Nowadays, it’s pretty much taken for granted that sports teams will spend days or even weeks preparing for a major challenge.
We can expect video analysis from both sides, players being coached individually and collectively, with a focus on creating camaraderie and building team spirit. Diet and nutrition, fitness schedules, psychology…nothing is left to chance.
Yet none of that applied 50 or 60 years ago and especially when rugby union was still an amateur pastime and the prevailing ethos was a world removed from the modern game.
Ken Scotland, one of his country’s greatest-ever performers and a man who gained 27 international caps and turned out five times for the British and Irish Lions, has just released his autobiography at the age of 84 and it highlights the disparities between the pursuit in which the full-back starred and how professionalism has transformed matters.
For instance, there is the story of him winning a newspaper’s Sports Performer of the Month award – a travelling clock – and being abruptly told by the SRU that he couldn’t accept it because, if he did, he would have “professionalised“ himself.
Then, when he moved to the Granite City with his family for work reasons, he wasn’t allowed to represent Aberdeen Grammar or Gordonians because he hadn’t gone to either school.

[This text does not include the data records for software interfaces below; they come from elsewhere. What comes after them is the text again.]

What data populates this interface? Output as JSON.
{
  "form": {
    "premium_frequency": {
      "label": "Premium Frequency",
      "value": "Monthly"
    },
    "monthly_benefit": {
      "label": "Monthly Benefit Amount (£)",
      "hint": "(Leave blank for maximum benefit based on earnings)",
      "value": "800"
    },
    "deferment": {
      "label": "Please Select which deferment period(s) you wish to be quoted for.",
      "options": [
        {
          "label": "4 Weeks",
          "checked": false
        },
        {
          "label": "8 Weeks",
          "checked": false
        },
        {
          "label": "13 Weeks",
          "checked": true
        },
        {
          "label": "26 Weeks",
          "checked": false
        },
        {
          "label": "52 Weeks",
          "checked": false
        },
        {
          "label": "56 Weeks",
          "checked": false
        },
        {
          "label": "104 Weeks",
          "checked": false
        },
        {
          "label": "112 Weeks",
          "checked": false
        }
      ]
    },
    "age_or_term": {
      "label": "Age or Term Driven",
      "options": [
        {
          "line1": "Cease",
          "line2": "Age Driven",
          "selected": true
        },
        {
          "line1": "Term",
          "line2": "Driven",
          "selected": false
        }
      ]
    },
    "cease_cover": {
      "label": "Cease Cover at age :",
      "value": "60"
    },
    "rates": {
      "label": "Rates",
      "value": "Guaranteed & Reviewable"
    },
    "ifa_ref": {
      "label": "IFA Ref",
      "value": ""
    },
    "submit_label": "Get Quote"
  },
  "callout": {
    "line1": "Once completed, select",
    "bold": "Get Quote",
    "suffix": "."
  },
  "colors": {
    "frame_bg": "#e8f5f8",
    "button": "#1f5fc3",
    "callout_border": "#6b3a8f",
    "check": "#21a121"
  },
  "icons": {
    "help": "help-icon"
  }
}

However, nothing illustrates the dramatic transformation between then and now than the background to Ken skippering the North and Midlands against the powerful New Zealand All Blacks in the city early in 1964.
It formed part of a massive schedule for the tourists, comprising 36 matches, with the Kiwis winning 34 of them, losing to Newport, and they were only prevented from a clean sweep in their international fixtures by defiant, dogged defence from Scotland during a 0-0 draw – the last in the sport’s history between two Tier 1 countries – at Murrayfield on January 18.
Just four days earlier, Ken met up with his North and Midlands colleagues for an early lunch in a local hotel, prior to the 2.15 kick-off.
And, astonishingly, it was the first time that he had ever met a few of his compatriots who were being asked to lock horns with such New Zealand legends as Wilson Whineray, Don Clarke, his brother, Ian, Earle Kirton and Chris Laidlaw.
He recalled: “To say that our preparation to play the All Blacks was amateurish would be a huge understatement. In 1959, when the Lions met a Combined Provincial XV in New Zealand, it was reputed they had been having training sessions for the previous six months.
“Whereas, in Aberdeen, I was captaining the team from stand-off and having introduced myself to several in the side whom I had never met, I attempted to lay down some basic tactics.”
That’s right, he was also carrying out the coaching duties as well as his other roles.
He added: “In the line-out, I suggested we should jump at three and five, and I turned expectantly to the two second rows to see which one preferred to jump at the front or the middle, only to be be told by one that he didn’t jump because he was a prop!
“Mike Gibb was, fortunately, big for a prop, but it meant a very busy afternoon for his colleague, the athletic Ian Wood.
“In the event, we punched well above our weight and kept the score down to a 15-3 defeat.”
The contest demonstrated how the redoubtable North and Midlands select – who featured players from Aberdeen, Dundee, Fife, Inverness and elsewhere – rose to the occasion with a heroic rearguard display which showed they would not lie down to anybody.
And, just in case you are wondering, yes that athletic lock was indeed the man who is now Sir Ian Wood, oil entrepreneur, philanthropist and trailblazer in such initiatives as Opportunity North East, who was only in his early 20s at that stage of his life.
It was another time, another place, but this new book by a player whom Rugby World described as “one of the greatest of all time” is an evocative reminder of a lost world.
Ken Scotland: The Autobiography is published by Polaris.
Scottish club rugby is already in a tough position, with diminishing playing numbers and shrinking crowds.
So the news that there will be no grassroots action until at least January puts extra pressure on those who are trying their best to boost the game and encourage future generations.
I spoke to one rugby figure on Friday who told me he doesn’t expect any club action at all this season – and he added: “Once people get out of the habit, it’s hard to win them back”
Of course, there are bigger priorities in life at the moment, but community sport was and is something to be treasured, not least in helping youngsters with mental health issues.
But, for the foreseeable future, cricket and rugby clubs from Aberdeen Grammar to Highland and Gordonians to Aberdeenshire are stuck in limbo.
And it could be a very bleak winter for many of these organisations.